Since you had the best of both worlds, self-releasing music and now joining a label. Do you like being on a label or would you much rather be doing things on your own terms? Or can you still dictate on your own terms with French Kiss?
ML: Signing with Frenchkiss has really been great for us. Creatively, we are given a tremendous amount of freedom. Self releasing is a lot like having your own little label which has a whole set of responsibilities beyond the actual music. Signing with them has given us the chance to focus more on playing and writing. They are extremely supportive of us and we are thrilled to be part of the Frenchkiss family.
Hospice is a very heavy record, musically and emotionally. Was it ever an emotional struggle to write and record the record?
ML: I wouldn't say that it was a struggle, per se. Much of the music was conceived in a more abstract way and allowed us a bit of distance from the subject matter. We didn't always take it so literally. No doubt Hospice could be considered somewhat heavy at times, but we like to go to the dark places.
Was it a plan to make Hospice a concept record? Or did it just fall into itself.
ML: There were songs written around a common theme, and making a concept record helped tie them together along that thread. As analogy or allegory, the concept of the characters' personal relationship became a vehicle for the more universal idea of how we all treat each other in our personal relationships.
Rumor has it you are already recording a follow-up, is this true?
ML: We are taking advantage of our time at home in the studio right now. Lots of ideas have been floating around in our heads while we've been on the road and we are really enjoying having the opportunity to write some new material.
You are about to hit the road with Editors, are you excited? Are you fans of the band?
ML: We are very excited to be touring with Editors. We often begin tours with bands as fans of theirs and then as we get to know them as people, they become our new favorite band!
Do you feel any pressure opening up for international heavyweights?

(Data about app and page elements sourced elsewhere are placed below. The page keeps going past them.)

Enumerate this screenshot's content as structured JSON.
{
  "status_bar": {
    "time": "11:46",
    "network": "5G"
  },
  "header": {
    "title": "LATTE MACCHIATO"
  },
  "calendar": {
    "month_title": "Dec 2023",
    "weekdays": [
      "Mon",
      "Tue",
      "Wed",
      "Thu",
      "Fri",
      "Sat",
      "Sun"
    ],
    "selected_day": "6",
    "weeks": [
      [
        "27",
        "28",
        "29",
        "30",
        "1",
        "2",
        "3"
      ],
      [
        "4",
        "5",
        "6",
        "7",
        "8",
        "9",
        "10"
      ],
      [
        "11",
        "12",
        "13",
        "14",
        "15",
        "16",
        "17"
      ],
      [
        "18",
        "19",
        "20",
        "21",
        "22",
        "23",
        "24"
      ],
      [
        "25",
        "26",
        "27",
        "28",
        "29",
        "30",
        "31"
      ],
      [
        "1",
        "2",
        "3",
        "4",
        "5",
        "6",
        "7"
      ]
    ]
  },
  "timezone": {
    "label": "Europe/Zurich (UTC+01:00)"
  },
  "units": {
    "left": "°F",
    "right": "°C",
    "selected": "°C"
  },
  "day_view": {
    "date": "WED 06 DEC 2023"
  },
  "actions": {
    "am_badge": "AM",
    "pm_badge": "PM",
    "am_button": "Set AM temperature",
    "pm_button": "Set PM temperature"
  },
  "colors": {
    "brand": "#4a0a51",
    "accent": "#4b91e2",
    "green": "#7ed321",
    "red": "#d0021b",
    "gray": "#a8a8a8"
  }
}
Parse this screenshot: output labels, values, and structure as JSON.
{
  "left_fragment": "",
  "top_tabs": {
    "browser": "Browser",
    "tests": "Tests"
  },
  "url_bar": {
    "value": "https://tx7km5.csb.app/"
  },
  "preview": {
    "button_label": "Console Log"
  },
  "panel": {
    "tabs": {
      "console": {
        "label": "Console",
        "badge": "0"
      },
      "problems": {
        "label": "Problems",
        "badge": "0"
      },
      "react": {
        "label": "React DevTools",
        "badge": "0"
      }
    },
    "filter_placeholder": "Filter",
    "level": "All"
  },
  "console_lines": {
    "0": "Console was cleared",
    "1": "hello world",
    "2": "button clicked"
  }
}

ML: There is some pressure opening for big international acts, for sure. But as support for bands like that, there tends to be less focus on us and more on the headliner, so in a way the pressure is really off us. We love touring and playing shows and are just so happy to be getting these opportunities.
Video for "Two" (Above) / Video for "Bear" (Below)
Special thanks to Michael and Grace Jones for the Interview.